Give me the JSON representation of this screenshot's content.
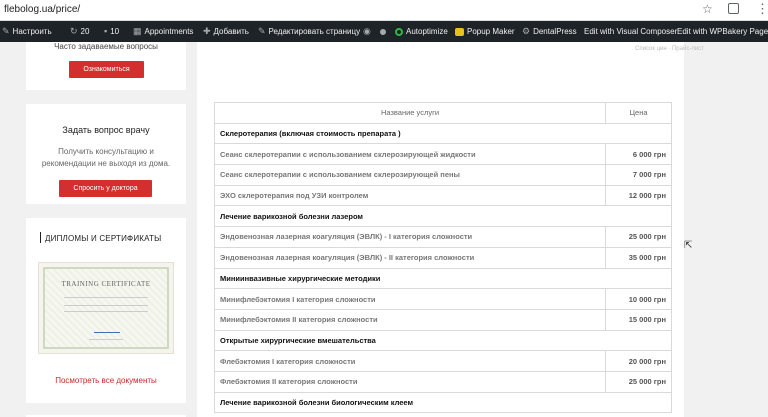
{
  "browser": {
    "url": "flebolog.ua/price/"
  },
  "adminbar": {
    "customize": "Настроить",
    "updates_count": "20",
    "comments_count": "10",
    "appointments": "Appointments",
    "add": "Добавить",
    "edit_page": "Редактировать страницу",
    "autoptimize": "Autoptimize",
    "popup_maker": "Popup Maker",
    "dentalpress": "DentalPress",
    "visual_composer": "Edit with Visual Composer",
    "wpbakery": "Edit with WPBakery Page Bu"
  },
  "sidebar": {
    "faq_text": "Часто задаваемые вопросы",
    "faq_button": "Ознакомиться",
    "ask_title": "Задать вопрос врачу",
    "ask_text": "Получить консультацию и рекомендации не выходя из дома.",
    "ask_button": "Спросить у доктора",
    "diplomas_title": "ДИПЛОМЫ И СЕРТИФИКАТЫ",
    "certificate_title": "TRAINING CERTIFICATE",
    "all_docs_link": "Посмотреть все документы"
  },
  "main": {
    "breadcrumb": "Список цен  ·  Прайс-лист"
  },
  "price_table": {
    "header_name": "Название услуги",
    "header_price": "Цена",
    "rows": [
      {
        "type": "section",
        "name": "Склеротерапия (включая стоимость препарата )"
      },
      {
        "type": "service",
        "name": "Сеанс склеротерапии с использованием склерозирующей жидкости",
        "price": "6 000 грн"
      },
      {
        "type": "service",
        "name": "Сеанс склеротерапии с использованием склерозирующей пены",
        "price": "7 000 грн"
      },
      {
        "type": "service",
        "name": "ЭХО склеротерапия под УЗИ контролем",
        "price": "12 000 грн"
      },
      {
        "type": "section",
        "name": "Лечение варикозной болезни лазером"
      },
      {
        "type": "service",
        "name": "Эндовенозная лазерная коагуляция (ЭВЛК) - I категория сложности",
        "price": "25 000 грн"
      },
      {
        "type": "service",
        "name": "Эндовенозная лазерная коагуляция (ЭВЛК) - II категория сложности",
        "price": "35 000 грн"
      },
      {
        "type": "section",
        "name": "Миниинвазивные хирургические методики"
      },
      {
        "type": "service",
        "name": "Минифлебэктомия I категория сложности",
        "price": "10 000 грн"
      },
      {
        "type": "service",
        "name": "Минифлебэктомия II категория сложности",
        "price": "15 000 грн"
      },
      {
        "type": "section",
        "name": "Открытые хирургические вмешательства"
      },
      {
        "type": "service",
        "name": "Флебэктомия I категория сложности",
        "price": "20 000 грн"
      },
      {
        "type": "service",
        "name": "Флебэктомия II категория сложности",
        "price": "25 000 грн"
      },
      {
        "type": "section",
        "name": "Лечение варикозной болезни биологическим клеем"
      }
    ]
  }
}
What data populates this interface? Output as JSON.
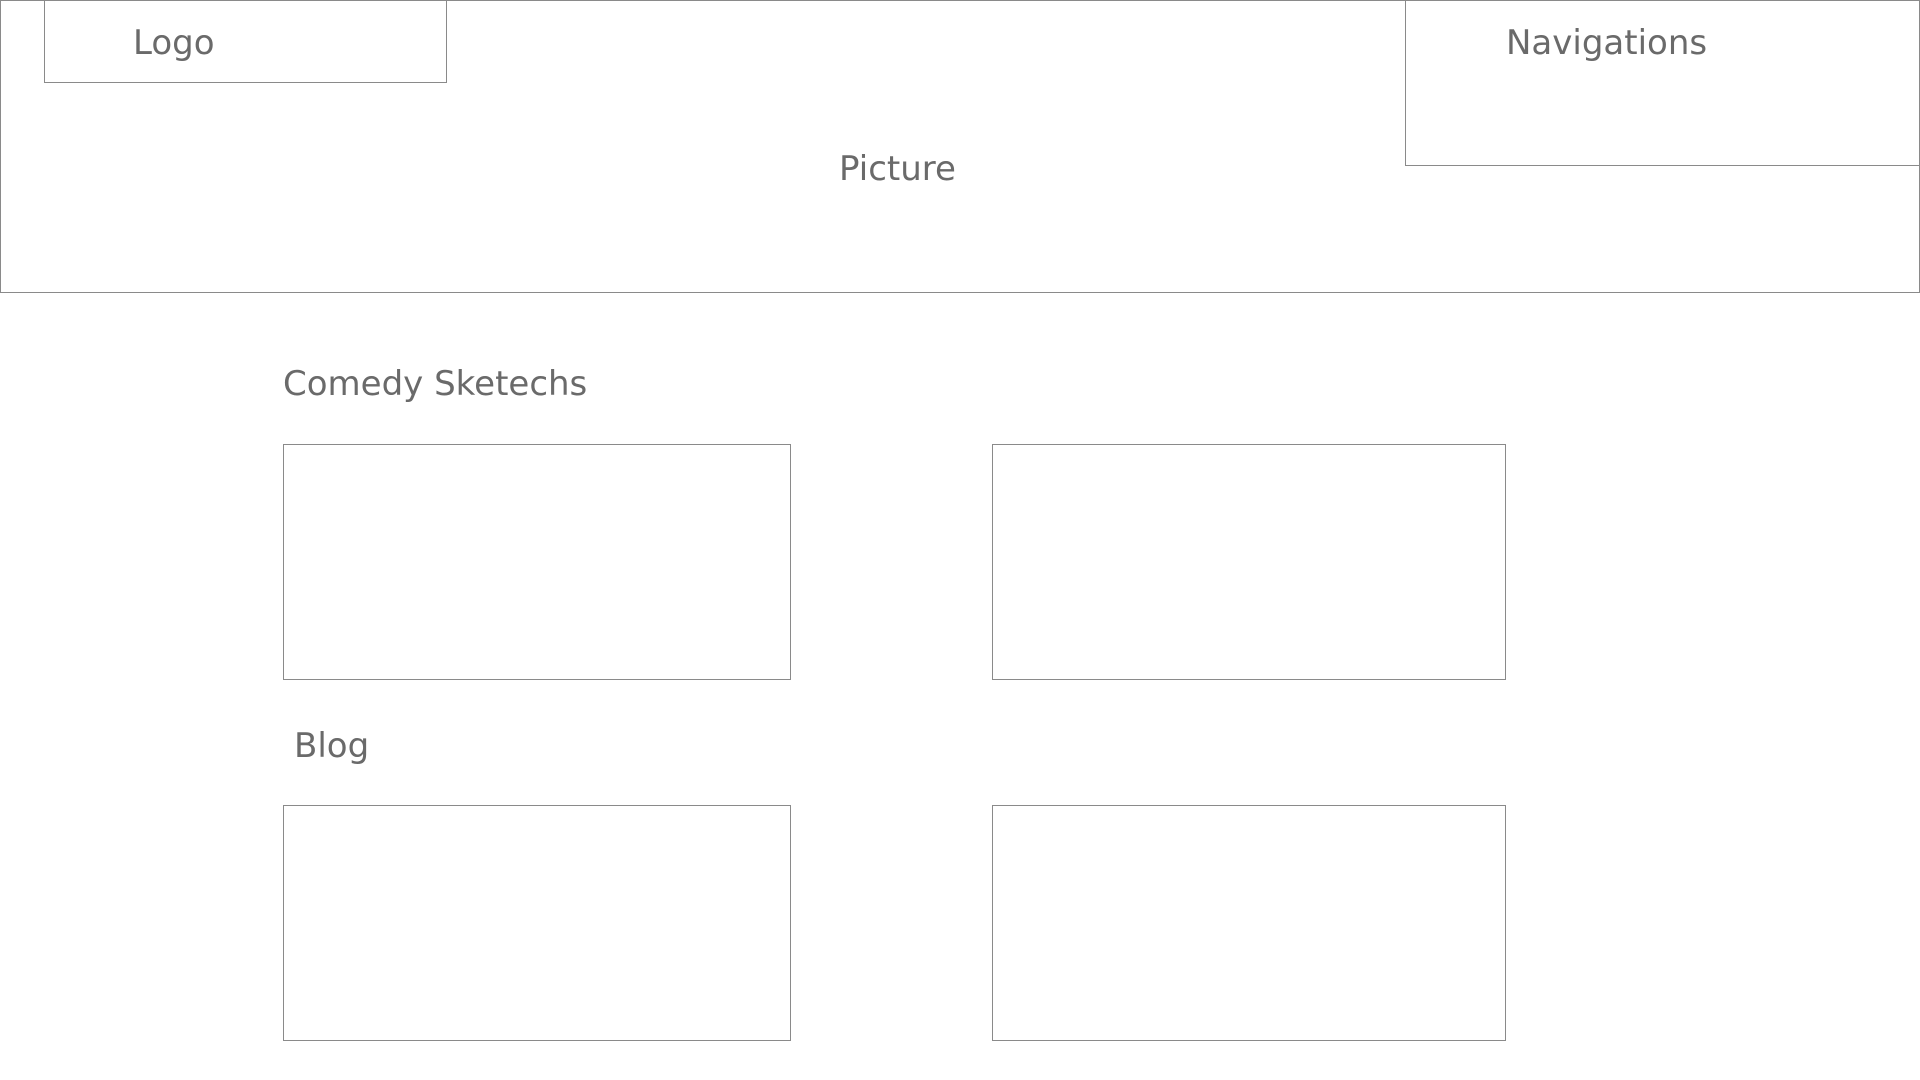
{
  "header": {
    "picture_label": "Picture",
    "logo_label": "Logo",
    "navigation_label": "Navigations"
  },
  "sections": {
    "comedy": {
      "heading": "Comedy Sketechs"
    },
    "blog": {
      "heading": "Blog"
    }
  },
  "colors": {
    "border": "#8a8a8a",
    "text": "#6a6a6a",
    "background": "#ffffff"
  }
}
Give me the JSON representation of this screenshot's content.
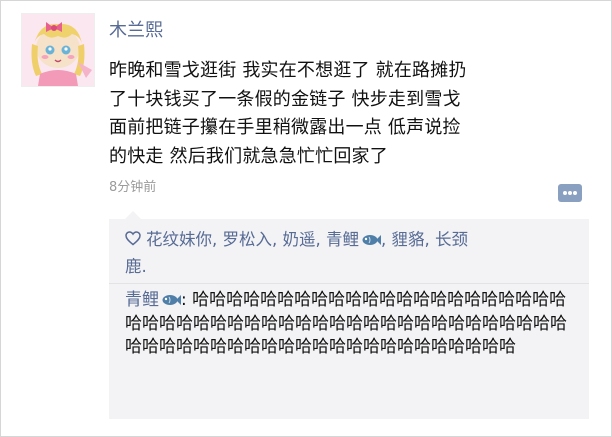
{
  "post": {
    "username": "木兰熙",
    "avatar_icon": "anime-girl-avatar",
    "lines": [
      "昨晚和雪戈逛街 我实在不想逛了 就在路摊扔",
      "了十块钱买了一条假的金链子 快步走到雪戈",
      "面前把链子攥在手里稍微露出一点 低声说捡",
      "的快走 然后我们就急急忙忙回家了"
    ],
    "timestamp": "8分钟前",
    "comment_toggle_icon": "comment-ellipsis-icon"
  },
  "likes": {
    "icon": "heart-icon",
    "names": [
      "花纹妹你",
      "罗松入",
      "奶遥",
      "青鲤",
      "貍貉",
      "长颈"
    ],
    "line2": "鹿."
  },
  "comment": {
    "author": "青鲤",
    "author_icon": "fish-icon",
    "colon": ": ",
    "text": "哈哈哈哈哈哈哈哈哈哈哈哈哈哈哈哈哈哈哈哈哈哈哈哈哈哈哈哈哈哈哈哈哈哈哈哈哈哈哈哈哈哈哈哈哈哈哈哈哈哈哈哈哈哈哈哈哈哈哈哈哈哈哈哈哈哈哈哈哈哈哈"
  },
  "colors": {
    "link": "#576b95",
    "panel_bg": "#f3f3f5",
    "time": "#9b9b9b"
  }
}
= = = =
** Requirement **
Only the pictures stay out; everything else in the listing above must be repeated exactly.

** Answer to the problem **
Give me the JSON representation of this screenshot's content.
{
  "browser": {
    "url": "flebolog.ua/price/"
  },
  "adminbar": {
    "customize": "Настроить",
    "updates_count": "20",
    "comments_count": "10",
    "appointments": "Appointments",
    "add": "Добавить",
    "edit_page": "Редактировать страницу",
    "autoptimize": "Autoptimize",
    "popup_maker": "Popup Maker",
    "dentalpress": "DentalPress",
    "visual_composer": "Edit with Visual Composer",
    "wpbakery": "Edit with WPBakery Page Bu"
  },
  "sidebar": {
    "faq_text": "Часто задаваемые вопросы",
    "faq_button": "Ознакомиться",
    "ask_title": "Задать вопрос врачу",
    "ask_text": "Получить консультацию и рекомендации не выходя из дома.",
    "ask_button": "Спросить у доктора",
    "diplomas_title": "ДИПЛОМЫ И СЕРТИФИКАТЫ",
    "certificate_title": "TRAINING CERTIFICATE",
    "all_docs_link": "Посмотреть все документы"
  },
  "main": {
    "breadcrumb": "Список цен  ·  Прайс-лист"
  },
  "price_table": {
    "header_name": "Название услуги",
    "header_price": "Цена",
    "rows": [
      {
        "type": "section",
        "name": "Склеротерапия (включая стоимость препарата )"
      },
      {
        "type": "service",
        "name": "Сеанс склеротерапии с использованием склерозирующей жидкости",
        "price": "6 000 грн"
      },
      {
        "type": "service",
        "name": "Сеанс склеротерапии с использованием склерозирующей пены",
        "price": "7 000 грн"
      },
      {
        "type": "service",
        "name": "ЭХО склеротерапия под УЗИ контролем",
        "price": "12 000 грн"
      },
      {
        "type": "section",
        "name": "Лечение варикозной болезни лазером"
      },
      {
        "type": "service",
        "name": "Эндовенозная лазерная коагуляция (ЭВЛК) - I категория сложности",
        "price": "25 000 грн"
      },
      {
        "type": "service",
        "name": "Эндовенозная лазерная коагуляция (ЭВЛК) - II категория сложности",
        "price": "35 000 грн"
      },
      {
        "type": "section",
        "name": "Миниинвазивные хирургические методики"
      },
      {
        "type": "service",
        "name": "Минифлебэктомия I категория сложности",
        "price": "10 000 грн"
      },
      {
        "type": "service",
        "name": "Минифлебэктомия II категория сложности",
        "price": "15 000 грн"
      },
      {
        "type": "section",
        "name": "Открытые хирургические вмешательства"
      },
      {
        "type": "service",
        "name": "Флебэктомия I категория сложности",
        "price": "20 000 грн"
      },
      {
        "type": "service",
        "name": "Флебэктомия II категория сложности",
        "price": "25 000 грн"
      },
      {
        "type": "section",
        "name": "Лечение варикозной болезни биологическим клеем"
      }
    ]
  }
}
What data populates this interface? Output as JSON.
{
  "header": {
    "picture_label": "Picture",
    "logo_label": "Logo",
    "navigation_label": "Navigations"
  },
  "sections": {
    "comedy": {
      "heading": "Comedy Sketechs"
    },
    "blog": {
      "heading": "Blog"
    }
  },
  "colors": {
    "border": "#8a8a8a",
    "text": "#6a6a6a",
    "background": "#ffffff"
  }
}
Give me the JSON representation of this screenshot's content.
{
  "post": {
    "username": "木兰熙",
    "avatar_icon": "anime-girl-avatar",
    "lines": [
      "昨晚和雪戈逛街 我实在不想逛了 就在路摊扔",
      "了十块钱买了一条假的金链子 快步走到雪戈",
      "面前把链子攥在手里稍微露出一点 低声说捡",
      "的快走 然后我们就急急忙忙回家了"
    ],
    "timestamp": "8分钟前",
    "comment_toggle_icon": "comment-ellipsis-icon"
  },
  "likes": {
    "icon": "heart-icon",
    "names": [
      "花纹妹你",
      "罗松入",
      "奶遥",
      "青鲤",
      "貍貉",
      "长颈"
    ],
    "line2": "鹿."
  },
  "comment": {
    "author": "青鲤",
    "author_icon": "fish-icon",
    "colon": ": ",
    "text": "哈哈哈哈哈哈哈哈哈哈哈哈哈哈哈哈哈哈哈哈哈哈哈哈哈哈哈哈哈哈哈哈哈哈哈哈哈哈哈哈哈哈哈哈哈哈哈哈哈哈哈哈哈哈哈哈哈哈哈哈哈哈哈哈哈哈哈哈哈哈哈"
  },
  "colors": {
    "link": "#576b95",
    "panel_bg": "#f3f3f5",
    "time": "#9b9b9b"
  }
}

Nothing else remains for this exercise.